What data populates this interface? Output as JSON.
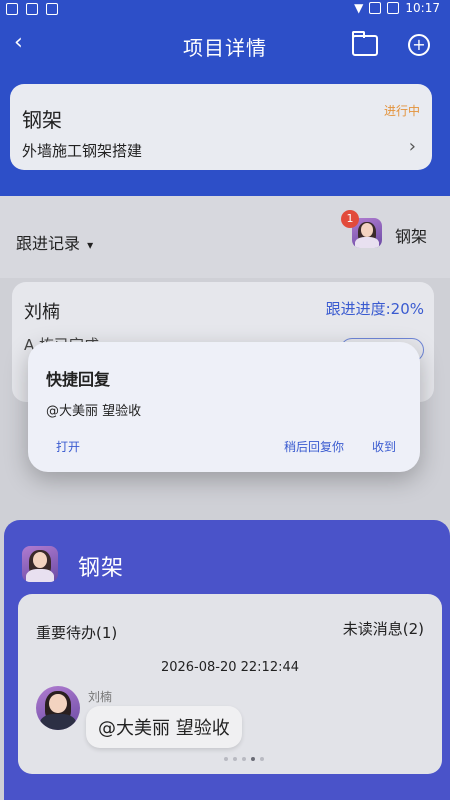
{
  "status_bar": {
    "time": "10:17"
  },
  "header": {
    "title": "项目详情"
  },
  "project": {
    "name": "钢架",
    "status": "进行中",
    "description": "外墙施工钢架搭建"
  },
  "records": {
    "label": "跟进记录",
    "badge_count": "1",
    "user_label": "钢架"
  },
  "record_card": {
    "name": "刘楠",
    "progress": "跟进进度:20%",
    "line1": "A 栋已完成"
  },
  "popup": {
    "title": "快捷回复",
    "message": "@大美丽 望验收",
    "open_label": "打开",
    "later_label": "稍后回复你",
    "received_label": "收到"
  },
  "chat": {
    "title": "钢架",
    "todo_label": "重要待办(1)",
    "unread_label": "未读消息(2)",
    "time": "2026-08-20 22:12:44",
    "sender": "刘楠",
    "message": "@大美丽 望验收"
  },
  "colors": {
    "header_bg": "#2d4fc8",
    "accent": "#3a5bd0",
    "status_orange": "#e3923b",
    "chat_bg": "#4a53c9",
    "badge_red": "#e24b3b"
  }
}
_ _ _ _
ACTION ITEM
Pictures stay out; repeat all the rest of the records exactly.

ANSWER BOX
What data populates this interface? Output as JSON.
{
  "status_bar": {
    "time": "10:17"
  },
  "header": {
    "title": "项目详情"
  },
  "project": {
    "name": "钢架",
    "status": "进行中",
    "description": "外墙施工钢架搭建"
  },
  "records": {
    "label": "跟进记录",
    "badge_count": "1",
    "user_label": "钢架"
  },
  "record_card": {
    "name": "刘楠",
    "progress": "跟进进度:20%",
    "line1": "A 栋已完成"
  },
  "popup": {
    "title": "快捷回复",
    "message": "@大美丽 望验收",
    "open_label": "打开",
    "later_label": "稍后回复你",
    "received_label": "收到"
  },
  "chat": {
    "title": "钢架",
    "todo_label": "重要待办(1)",
    "unread_label": "未读消息(2)",
    "time": "2026-08-20 22:12:44",
    "sender": "刘楠",
    "message": "@大美丽 望验收"
  },
  "colors": {
    "header_bg": "#2d4fc8",
    "accent": "#3a5bd0",
    "status_orange": "#e3923b",
    "chat_bg": "#4a53c9",
    "badge_red": "#e24b3b"
  }
}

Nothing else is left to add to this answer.